The records:
━━━
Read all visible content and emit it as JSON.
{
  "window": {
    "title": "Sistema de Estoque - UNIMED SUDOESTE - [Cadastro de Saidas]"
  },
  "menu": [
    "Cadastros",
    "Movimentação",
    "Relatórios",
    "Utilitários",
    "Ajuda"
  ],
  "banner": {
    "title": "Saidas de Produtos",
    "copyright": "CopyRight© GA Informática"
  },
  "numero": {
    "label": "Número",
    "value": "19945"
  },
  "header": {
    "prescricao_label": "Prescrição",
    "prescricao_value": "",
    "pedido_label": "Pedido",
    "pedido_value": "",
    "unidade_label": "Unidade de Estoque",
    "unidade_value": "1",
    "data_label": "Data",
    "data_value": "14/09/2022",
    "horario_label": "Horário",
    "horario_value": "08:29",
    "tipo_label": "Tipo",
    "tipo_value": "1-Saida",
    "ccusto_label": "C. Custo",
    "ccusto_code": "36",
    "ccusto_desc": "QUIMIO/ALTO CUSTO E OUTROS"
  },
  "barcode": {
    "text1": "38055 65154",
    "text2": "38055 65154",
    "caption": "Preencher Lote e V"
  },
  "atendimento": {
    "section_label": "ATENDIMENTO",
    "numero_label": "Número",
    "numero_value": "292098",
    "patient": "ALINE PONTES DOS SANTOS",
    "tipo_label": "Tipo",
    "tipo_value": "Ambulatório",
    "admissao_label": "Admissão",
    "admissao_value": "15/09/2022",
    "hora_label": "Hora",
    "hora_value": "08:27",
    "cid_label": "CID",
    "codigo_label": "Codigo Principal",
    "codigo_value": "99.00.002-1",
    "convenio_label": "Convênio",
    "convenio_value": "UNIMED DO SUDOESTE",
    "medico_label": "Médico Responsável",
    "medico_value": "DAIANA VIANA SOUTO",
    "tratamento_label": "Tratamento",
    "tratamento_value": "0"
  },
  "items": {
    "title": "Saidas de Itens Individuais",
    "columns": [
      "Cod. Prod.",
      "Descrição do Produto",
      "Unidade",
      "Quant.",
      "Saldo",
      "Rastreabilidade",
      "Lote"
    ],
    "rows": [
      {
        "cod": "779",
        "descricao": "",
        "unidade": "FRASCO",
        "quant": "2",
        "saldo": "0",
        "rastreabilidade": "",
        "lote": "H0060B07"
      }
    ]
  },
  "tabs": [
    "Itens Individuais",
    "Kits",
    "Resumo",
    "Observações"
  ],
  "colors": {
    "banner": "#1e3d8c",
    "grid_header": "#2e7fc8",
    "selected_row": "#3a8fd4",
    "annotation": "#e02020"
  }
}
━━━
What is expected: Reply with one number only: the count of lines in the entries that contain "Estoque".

Written response: 2